Imagine you’re throwing a birthday party for a close friend in a park, but as you’re setting up, it beings to rain unexpectedly. Radical acceptance doesn’t mean that you say, “oh I agree that this party should get rained out.” It also doesn’t mean that you stop throwing the party. Instead, it’s just accepting that it’s raining, and moving on from there. Maybe you move under a tree, or maybe you relocate to a restaurant. But you accept that it is raining, you cannot control the rain, and you can only control how you react to it. 


How Radical Acceptance Helps 

This technique gives you the permission to stop struggling, focus on what works, and stay grounded in the present. 

Going back to the rained-out party example, radical acceptance allows you to move past the disappointment of the rain, and figure out a solution, without beating yourself up for something out of our control.  

Of course, radical acceptance can be a little more challenging when we feel like we should be able to change things. When it comes to someone’s mood, or a meeting or assignment going poorly, we can often take unwarranted blame, feeling like if only we’d tried something else, we could improve the situation. But radical acceptance means, well, accepting how things really are, and deciding what actions we can take in the future to feel better.  


How can Radical Acceptance Help During a Pandemic? 

It starts with accepting the good with the bad. There are many things we have no choice over right now: closer quarters at home, physical distancing from our friends, stay-at-home orders, the loss of many things we were looking forward to.  

We are allowed to grieve these things, but they also provide us with an opportunity to reflect on the nature of our lives. What are you missing the most? Is there a way to incorporate that thing more richly into your life in the future? And if you’re finding being trapped in your apartment sad, is there a way you could spruce the place up to feel more warm 

This reflection point allows us to make the shifts we want to live more in sync with our values.  

It’s also an opportunity to give up the struggle to make things perfect, and in that, feel empathy. So many people right now are struggling in many different ways. Some are facing great loss, some are struggling to pay bills, others are struggling to keep up with the many demands of family, work, and self-care. And others still are just bored and lonely.  
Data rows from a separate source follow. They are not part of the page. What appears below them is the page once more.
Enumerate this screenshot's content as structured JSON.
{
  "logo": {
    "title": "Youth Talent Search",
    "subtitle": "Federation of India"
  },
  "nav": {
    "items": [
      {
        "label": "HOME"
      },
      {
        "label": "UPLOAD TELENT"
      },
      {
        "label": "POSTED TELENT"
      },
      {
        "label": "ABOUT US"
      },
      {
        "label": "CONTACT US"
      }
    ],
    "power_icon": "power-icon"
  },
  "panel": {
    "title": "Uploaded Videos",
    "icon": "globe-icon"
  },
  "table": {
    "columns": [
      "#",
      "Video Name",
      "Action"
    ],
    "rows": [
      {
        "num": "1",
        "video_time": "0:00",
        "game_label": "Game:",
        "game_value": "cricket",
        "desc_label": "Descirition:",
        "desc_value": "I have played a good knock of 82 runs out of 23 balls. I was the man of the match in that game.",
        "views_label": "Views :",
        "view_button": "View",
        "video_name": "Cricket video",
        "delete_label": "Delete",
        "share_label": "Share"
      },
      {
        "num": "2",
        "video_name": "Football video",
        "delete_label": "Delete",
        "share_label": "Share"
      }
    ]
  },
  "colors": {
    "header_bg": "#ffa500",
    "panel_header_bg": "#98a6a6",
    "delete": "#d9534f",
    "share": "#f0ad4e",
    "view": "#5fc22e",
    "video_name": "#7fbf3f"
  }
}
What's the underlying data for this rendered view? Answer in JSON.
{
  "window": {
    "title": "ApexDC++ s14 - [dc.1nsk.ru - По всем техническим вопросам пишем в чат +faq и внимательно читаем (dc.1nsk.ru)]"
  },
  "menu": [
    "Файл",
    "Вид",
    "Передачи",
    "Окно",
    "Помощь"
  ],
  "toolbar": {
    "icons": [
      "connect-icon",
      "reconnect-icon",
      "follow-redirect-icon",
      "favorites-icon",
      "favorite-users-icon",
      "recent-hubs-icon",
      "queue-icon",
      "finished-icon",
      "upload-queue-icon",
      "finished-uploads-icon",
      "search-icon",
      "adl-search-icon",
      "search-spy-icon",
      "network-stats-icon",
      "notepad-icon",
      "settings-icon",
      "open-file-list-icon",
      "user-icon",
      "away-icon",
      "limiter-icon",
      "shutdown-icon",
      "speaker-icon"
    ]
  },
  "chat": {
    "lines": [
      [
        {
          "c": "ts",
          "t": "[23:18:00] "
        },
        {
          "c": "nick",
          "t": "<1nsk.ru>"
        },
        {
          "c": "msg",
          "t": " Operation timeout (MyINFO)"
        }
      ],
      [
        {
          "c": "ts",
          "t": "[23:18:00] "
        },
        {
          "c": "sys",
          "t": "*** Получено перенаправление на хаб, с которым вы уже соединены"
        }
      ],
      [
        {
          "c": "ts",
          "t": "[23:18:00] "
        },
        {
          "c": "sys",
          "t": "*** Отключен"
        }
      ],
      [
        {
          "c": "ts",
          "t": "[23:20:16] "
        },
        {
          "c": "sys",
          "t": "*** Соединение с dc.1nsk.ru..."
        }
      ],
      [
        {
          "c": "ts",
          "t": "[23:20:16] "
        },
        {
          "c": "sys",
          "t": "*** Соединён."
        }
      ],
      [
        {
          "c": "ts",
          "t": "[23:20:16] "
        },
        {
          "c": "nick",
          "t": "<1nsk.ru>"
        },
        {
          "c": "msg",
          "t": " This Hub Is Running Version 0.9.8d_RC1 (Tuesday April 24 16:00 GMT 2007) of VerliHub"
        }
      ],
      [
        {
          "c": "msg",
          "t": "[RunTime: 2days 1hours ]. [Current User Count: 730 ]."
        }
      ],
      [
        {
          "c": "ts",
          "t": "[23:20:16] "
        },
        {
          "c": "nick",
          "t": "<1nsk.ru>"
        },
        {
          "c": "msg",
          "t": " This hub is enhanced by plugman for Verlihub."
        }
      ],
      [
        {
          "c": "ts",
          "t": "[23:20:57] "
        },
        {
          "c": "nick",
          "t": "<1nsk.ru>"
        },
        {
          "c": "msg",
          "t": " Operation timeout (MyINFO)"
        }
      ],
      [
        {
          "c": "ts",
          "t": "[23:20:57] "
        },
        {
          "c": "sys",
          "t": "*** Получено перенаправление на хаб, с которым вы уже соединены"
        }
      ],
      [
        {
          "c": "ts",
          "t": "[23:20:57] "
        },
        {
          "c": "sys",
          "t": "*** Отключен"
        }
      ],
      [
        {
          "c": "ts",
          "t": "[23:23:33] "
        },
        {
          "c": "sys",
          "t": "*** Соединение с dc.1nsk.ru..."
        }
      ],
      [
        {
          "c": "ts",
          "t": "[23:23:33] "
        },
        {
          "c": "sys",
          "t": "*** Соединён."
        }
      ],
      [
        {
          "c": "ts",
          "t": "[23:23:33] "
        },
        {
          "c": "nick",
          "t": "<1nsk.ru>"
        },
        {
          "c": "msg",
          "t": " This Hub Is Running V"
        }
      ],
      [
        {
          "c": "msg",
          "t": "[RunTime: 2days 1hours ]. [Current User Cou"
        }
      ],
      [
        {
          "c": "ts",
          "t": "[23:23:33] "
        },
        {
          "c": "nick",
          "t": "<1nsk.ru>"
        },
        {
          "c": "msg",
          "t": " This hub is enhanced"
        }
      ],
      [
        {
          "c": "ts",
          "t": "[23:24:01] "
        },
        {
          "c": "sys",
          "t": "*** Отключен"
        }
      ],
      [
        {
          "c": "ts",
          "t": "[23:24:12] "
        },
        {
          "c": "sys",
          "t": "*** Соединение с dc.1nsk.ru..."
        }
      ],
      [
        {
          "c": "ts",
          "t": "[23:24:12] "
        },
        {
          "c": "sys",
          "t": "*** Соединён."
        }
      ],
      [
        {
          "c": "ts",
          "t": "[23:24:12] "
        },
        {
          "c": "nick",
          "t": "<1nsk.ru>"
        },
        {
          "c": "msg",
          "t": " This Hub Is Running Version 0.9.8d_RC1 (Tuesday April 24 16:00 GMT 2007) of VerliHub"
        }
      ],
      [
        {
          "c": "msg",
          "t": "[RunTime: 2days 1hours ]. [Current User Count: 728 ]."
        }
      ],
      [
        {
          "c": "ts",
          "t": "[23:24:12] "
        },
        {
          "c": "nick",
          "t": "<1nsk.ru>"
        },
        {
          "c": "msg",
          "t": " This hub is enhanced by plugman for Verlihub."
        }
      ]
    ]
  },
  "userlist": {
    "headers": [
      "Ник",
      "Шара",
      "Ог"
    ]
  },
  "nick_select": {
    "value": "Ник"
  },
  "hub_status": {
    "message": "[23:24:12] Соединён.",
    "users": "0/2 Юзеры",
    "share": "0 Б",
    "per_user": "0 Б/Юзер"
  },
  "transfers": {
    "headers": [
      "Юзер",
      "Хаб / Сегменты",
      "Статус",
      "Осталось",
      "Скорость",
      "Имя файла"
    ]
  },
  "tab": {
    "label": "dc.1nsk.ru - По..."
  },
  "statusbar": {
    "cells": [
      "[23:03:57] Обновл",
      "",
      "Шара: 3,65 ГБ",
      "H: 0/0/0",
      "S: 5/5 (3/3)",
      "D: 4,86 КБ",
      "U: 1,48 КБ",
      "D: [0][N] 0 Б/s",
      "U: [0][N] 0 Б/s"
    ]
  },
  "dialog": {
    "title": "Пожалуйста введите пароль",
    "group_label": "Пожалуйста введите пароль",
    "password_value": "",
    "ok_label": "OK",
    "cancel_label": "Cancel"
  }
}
All we can do right now is give things our best shot. If it helps, you can make a checklist for each day. It can include things like “brush my teeth, take a shower, do some work, read for 10 minutes, eat some fruit or vegetables.” Make your list simple before you make it complicated. You are doing what you can. That’s all you need to do. You can let the rest go. 

Lastly, one thing radical acceptance helps us to do is be there for others. When we can acknowledge and let go our own feelings of disappointment, we can be there for our friends. Send a supportive email or text. Use this time to reach out to friends you wish you were still close to. Or be the one who encourages your friend(s) to keep connecting during this time. Video chats can lose their novelty, but we never lose our desire to feel connected.  

Practicing radical acceptance can help with all life’s challenges. The next time you feel yourself becoming frustrated, acknowledge what about the situation you cannot change, and then turn inward for what you can, letting go of the rest.  


By Giselle Alexander, LCSW
Teletherapist, Sanvello

I’m a licensed clinical social worker with over 15 years of providing culturally appropriate psychotherapy and social services to individuals and families. I received my clinical license to provide psychotherapy in 2010. My training and experience come from a varied background of working in community mental health, social services, and private practice with individuals and families grappling with severe and persistent mental illness, anxiety, depression, grave disability, and end of life transitions. When I am not connecting with my clients, I enjoy the outdoors, dancing, cooking, and spending time with my family and my rescue dog, Maggie.